Directed by Dani Levy
Think of it: the 20th Century’s mustached exemplar of human suffering, kneeling and barking before a bespectacled Jew, asked to imagine his head reaching into the heavens, his body filling with tension, his voice resounding with affection. The man with the mustache, of course, is Adolf Hitler (Helge Schneider); the Jew (Ulrich Mühe), a celebrated actor, recruited from Sachsenhausen by the Nazis to coach the Führer in his last attempt to publicly galvanize the German people.
But as director Dani Levy’s sluggish and hoarse-throated leader of the German fatherland prepares for what is intended to be a speech of consolation, Berlin’s streets lay in ruins, the Allies are rounding Europe, and Goebbels (Sylvester Groth) and company are growing increasingly paranoid. The setting — carnivorous, window-lit, panoptic — is Hitler’s study, a space that the pallid and shaven Jewish actor enters each morning, reluctantly training the Führer to stand straight, enunciate and gesticulate, while hoping to save his family from extermination.
There are enough tracking shots along corridors, enough images of sparse rooms and side-lit faces, enough moments of sexual humor and provocation that this film plays like a shelved Buñuel-Chaplin script, rediscovered and directed by Kubrick acolyte, and scored by a composer decommissioned from The Hours. The final speech, a reference to The Great Dictator without the earnestness or conviction of its message, is one last show for the road, an abrupt, bombastic ending to a film that has spent its first ninety minutes just getting started.

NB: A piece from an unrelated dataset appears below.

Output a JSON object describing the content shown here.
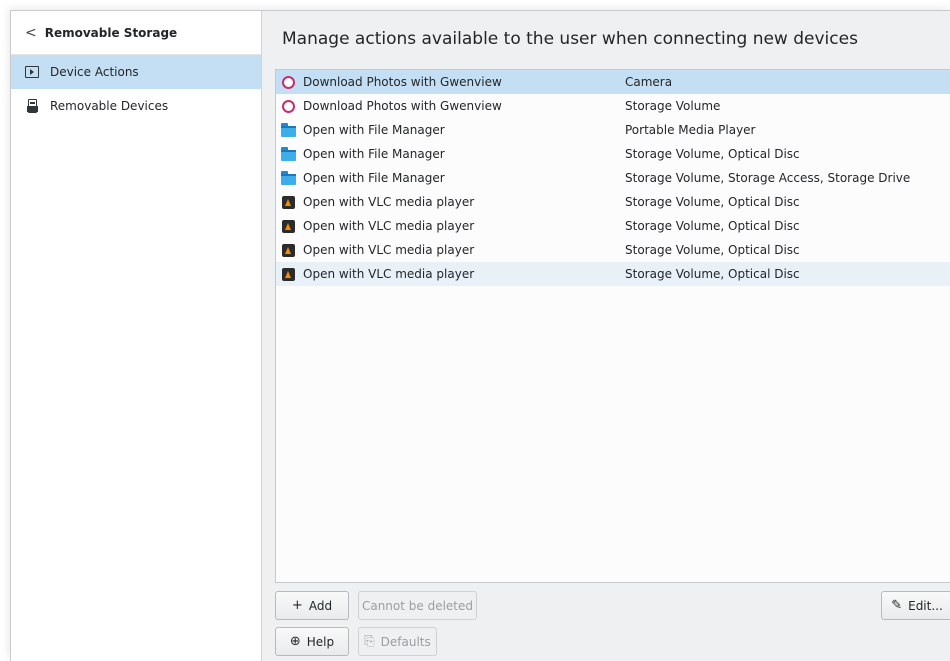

By all accounts, My Führer is a tasteless film, a grotesque model of a deadened, contemporary sensibility, grounded in irony and steeped in a sense of pastlessness that turns history into theatre. That’s not to say that all films should be transparent representations of historical reality, unfettered by playfulness or exaggeration. But it is to say that My Führer doesn’t have the awareness of a larger historical situation, that its myopic humor often feels incongruous and transportable to other eras, other wars, other dictators and their prisoners. By not finding larger connections between the situations of its characters and the milieu of the Third Reich, the film suffers from an irredeemable lack of imagination and purpose, stumbling its way toward gratuitousness.
Opens August 14